Mengistu, Haile Mariam


Mengistu, Haile Mariam
(1937?– )
   Ethiopian head of state from 1977 until forced to flee to Zimbabwe in the face of rebellion in 1991. Having led a military coup that deposed Emperor Haile Selassie in 1974, he triumphed in a struggle for power, and subsequently oversaw the transition of Ethiopia into a “socialist” state based on Marxist ideology. Born in Addis Ababa he began his military career at the age of 17 as a cadet in the Ethiopian army and by 1974 had attained the rank of lieutenant colonel. He took part in a failed coup against Haile Selassie in 1960, but was pardoned. After the 1974 coup he liquidated his rivals and gained the support of the Soviet Union and Cuba. As early as 1974 the newly formed Provisional Military Administrative Council (Dergue) called for the creation of a socialist Ethiopia, and the Marxist direction of Ethiopia under Mengistu was signaled by the creation of the Union of Ethiopian MarxistLeninist Organizations as the sole legal party in 1977. In 1984 the Workers’ Party of Ethiopia, committed to Marxism–Leninism, was formed with Mengistu at its head.

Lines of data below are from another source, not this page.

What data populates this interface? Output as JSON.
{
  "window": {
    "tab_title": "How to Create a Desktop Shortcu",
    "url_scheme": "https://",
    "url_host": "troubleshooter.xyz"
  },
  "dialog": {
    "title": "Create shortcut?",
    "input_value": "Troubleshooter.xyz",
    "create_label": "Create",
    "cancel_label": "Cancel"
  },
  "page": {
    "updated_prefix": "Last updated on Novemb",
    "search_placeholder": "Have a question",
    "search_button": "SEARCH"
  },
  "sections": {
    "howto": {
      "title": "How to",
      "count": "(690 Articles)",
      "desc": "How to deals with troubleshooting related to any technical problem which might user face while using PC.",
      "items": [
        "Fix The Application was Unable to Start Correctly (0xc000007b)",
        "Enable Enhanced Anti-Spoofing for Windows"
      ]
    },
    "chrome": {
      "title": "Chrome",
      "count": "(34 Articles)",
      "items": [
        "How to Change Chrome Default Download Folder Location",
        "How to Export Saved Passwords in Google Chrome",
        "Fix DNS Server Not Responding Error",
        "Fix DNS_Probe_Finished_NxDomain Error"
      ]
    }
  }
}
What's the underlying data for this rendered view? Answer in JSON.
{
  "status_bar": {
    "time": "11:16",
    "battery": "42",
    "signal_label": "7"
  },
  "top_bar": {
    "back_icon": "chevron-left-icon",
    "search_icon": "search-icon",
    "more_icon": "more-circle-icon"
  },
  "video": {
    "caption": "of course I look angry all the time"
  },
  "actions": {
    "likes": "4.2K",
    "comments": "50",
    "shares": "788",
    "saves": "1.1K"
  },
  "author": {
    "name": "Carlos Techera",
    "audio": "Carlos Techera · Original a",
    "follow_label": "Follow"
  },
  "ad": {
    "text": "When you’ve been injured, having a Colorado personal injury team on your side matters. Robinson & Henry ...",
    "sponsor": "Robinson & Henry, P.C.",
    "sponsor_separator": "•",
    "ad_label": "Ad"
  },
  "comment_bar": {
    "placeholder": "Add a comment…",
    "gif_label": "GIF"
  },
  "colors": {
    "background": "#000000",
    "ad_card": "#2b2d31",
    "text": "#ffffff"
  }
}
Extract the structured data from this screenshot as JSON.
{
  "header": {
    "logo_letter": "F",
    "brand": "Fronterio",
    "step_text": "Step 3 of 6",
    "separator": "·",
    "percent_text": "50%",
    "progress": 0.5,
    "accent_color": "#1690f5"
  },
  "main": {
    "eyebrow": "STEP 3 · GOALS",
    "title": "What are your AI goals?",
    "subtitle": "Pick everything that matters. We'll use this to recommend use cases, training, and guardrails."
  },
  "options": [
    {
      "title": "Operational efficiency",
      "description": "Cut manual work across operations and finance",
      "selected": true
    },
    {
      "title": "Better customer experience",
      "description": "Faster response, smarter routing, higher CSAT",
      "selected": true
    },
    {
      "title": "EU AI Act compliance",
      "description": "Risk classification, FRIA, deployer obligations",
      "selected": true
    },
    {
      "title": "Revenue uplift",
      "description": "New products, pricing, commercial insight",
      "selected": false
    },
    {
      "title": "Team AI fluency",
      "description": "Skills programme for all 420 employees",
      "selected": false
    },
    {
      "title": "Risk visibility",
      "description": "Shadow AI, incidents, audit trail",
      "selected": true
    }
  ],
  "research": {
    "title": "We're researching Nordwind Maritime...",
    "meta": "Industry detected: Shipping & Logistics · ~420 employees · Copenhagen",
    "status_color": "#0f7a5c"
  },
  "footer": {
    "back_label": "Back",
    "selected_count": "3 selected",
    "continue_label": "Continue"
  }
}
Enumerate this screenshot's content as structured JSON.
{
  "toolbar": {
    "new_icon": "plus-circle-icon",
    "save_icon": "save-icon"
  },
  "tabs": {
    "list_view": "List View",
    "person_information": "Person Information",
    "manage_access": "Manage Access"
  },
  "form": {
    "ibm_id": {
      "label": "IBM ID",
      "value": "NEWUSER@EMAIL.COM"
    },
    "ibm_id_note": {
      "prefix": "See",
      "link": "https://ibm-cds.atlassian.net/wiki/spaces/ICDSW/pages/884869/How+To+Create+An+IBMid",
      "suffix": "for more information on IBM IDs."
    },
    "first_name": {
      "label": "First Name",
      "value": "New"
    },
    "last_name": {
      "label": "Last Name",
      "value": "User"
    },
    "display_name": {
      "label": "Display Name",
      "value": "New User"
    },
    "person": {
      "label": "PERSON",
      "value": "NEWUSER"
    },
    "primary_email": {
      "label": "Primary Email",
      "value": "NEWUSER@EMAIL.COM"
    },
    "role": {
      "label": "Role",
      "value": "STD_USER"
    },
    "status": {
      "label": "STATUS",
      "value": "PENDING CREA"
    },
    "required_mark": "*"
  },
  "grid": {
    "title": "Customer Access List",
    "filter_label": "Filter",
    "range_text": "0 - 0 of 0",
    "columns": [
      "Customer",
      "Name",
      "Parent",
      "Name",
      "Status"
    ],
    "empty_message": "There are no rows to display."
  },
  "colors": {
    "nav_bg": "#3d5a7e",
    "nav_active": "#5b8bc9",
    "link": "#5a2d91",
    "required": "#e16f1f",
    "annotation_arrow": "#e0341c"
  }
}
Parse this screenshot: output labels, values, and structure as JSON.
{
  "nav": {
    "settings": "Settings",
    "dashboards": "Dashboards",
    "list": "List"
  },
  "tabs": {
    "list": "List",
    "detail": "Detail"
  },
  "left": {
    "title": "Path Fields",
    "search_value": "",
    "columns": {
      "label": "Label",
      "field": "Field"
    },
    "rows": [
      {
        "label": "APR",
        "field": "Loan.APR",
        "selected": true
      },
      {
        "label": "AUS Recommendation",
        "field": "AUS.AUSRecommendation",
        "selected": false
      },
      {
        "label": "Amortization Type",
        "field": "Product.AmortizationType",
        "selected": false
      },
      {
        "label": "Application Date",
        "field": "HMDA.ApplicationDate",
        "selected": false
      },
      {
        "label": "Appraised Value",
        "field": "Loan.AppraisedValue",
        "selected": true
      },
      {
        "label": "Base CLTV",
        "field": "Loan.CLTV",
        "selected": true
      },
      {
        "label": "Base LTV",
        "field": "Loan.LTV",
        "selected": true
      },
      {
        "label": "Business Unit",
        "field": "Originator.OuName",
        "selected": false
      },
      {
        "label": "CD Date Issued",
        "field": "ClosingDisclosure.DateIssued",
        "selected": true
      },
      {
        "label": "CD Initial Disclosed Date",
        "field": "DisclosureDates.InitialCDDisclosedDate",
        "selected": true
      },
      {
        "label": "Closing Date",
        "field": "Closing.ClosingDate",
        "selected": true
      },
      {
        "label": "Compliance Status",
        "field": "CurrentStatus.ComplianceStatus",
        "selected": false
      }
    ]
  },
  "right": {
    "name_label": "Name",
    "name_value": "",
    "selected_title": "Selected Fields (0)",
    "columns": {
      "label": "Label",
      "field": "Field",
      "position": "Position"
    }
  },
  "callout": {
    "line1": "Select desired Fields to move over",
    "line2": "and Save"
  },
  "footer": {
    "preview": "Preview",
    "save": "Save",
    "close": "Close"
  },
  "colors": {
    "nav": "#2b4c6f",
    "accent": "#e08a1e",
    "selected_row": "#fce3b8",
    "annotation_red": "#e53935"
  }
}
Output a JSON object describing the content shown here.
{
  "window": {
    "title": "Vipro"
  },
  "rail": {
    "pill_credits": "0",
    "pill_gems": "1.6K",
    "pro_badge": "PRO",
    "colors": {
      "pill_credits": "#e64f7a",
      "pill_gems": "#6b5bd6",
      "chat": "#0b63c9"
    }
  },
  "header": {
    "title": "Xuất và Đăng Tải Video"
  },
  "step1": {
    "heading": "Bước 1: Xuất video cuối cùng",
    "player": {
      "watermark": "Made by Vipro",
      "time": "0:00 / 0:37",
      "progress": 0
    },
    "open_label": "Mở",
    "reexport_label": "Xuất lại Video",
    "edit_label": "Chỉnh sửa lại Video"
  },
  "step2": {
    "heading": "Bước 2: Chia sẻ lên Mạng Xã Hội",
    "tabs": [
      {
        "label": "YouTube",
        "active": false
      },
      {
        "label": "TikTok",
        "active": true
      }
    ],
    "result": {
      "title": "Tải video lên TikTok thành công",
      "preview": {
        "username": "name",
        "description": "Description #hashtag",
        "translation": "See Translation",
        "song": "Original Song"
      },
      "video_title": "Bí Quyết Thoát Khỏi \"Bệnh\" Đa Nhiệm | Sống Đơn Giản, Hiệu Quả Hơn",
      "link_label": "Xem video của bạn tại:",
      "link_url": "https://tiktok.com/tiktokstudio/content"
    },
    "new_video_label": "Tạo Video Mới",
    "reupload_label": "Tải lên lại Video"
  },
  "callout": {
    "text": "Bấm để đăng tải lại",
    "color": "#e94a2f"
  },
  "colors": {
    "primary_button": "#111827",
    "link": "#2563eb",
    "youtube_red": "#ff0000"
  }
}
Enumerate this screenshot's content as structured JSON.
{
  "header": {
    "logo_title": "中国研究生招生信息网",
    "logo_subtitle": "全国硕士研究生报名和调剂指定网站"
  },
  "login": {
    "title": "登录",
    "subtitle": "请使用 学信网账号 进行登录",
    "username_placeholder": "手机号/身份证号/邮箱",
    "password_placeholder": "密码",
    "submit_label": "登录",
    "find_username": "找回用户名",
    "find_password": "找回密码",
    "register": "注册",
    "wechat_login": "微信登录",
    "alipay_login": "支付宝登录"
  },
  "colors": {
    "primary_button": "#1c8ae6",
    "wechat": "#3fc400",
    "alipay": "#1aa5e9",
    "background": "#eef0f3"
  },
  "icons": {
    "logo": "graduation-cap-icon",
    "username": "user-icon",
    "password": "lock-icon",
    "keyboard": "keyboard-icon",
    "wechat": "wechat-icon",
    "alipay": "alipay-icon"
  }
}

   Mengistu’s Marxism consisted of a concentration of power in the hands of the state, to be exercised on behalf of the people without the need for democratic structures or procedures. Agricultural land was nationalized and efforts were made to end poverty, with the grander aim of leaping from feudalism to communism. However, Mengistu’s regime was unable to prevent near economic collapse and famine, let alone bring about the communist ideal. At no time did the regime enjoy peace from either civil unrest or external conflict, with wars involving Somalia and the region of Eritrea throughout much of Mengistu’s rule. Civil war eventually led to Mengistu’s flight to Zimbabwe in 1991.

Historical dictionary of Marxism. . 2014.